-- Opening Marker --
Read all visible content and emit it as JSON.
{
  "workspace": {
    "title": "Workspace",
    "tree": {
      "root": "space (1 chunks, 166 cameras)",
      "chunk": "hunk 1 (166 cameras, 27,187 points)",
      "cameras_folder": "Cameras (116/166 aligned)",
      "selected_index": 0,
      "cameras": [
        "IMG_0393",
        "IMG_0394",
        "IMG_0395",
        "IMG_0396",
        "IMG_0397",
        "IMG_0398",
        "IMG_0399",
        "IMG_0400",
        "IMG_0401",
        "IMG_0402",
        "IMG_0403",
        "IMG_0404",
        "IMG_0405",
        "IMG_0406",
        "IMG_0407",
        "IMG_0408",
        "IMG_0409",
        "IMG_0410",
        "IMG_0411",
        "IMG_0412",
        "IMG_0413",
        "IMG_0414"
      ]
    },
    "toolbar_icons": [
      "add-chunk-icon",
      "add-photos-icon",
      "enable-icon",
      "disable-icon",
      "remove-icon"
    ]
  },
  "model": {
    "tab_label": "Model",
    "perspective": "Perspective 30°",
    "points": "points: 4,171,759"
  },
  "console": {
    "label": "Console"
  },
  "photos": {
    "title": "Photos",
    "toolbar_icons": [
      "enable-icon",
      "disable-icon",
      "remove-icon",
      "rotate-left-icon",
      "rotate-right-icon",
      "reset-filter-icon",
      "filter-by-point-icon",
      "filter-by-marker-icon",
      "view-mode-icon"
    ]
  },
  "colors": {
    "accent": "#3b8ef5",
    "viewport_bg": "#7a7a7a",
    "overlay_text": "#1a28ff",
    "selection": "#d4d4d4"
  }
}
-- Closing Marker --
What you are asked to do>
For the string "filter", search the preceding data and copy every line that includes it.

Solution to the problem>
      "reset-filter-icon",
      "filter-by-point-icon",
      "filter-by-marker-icon",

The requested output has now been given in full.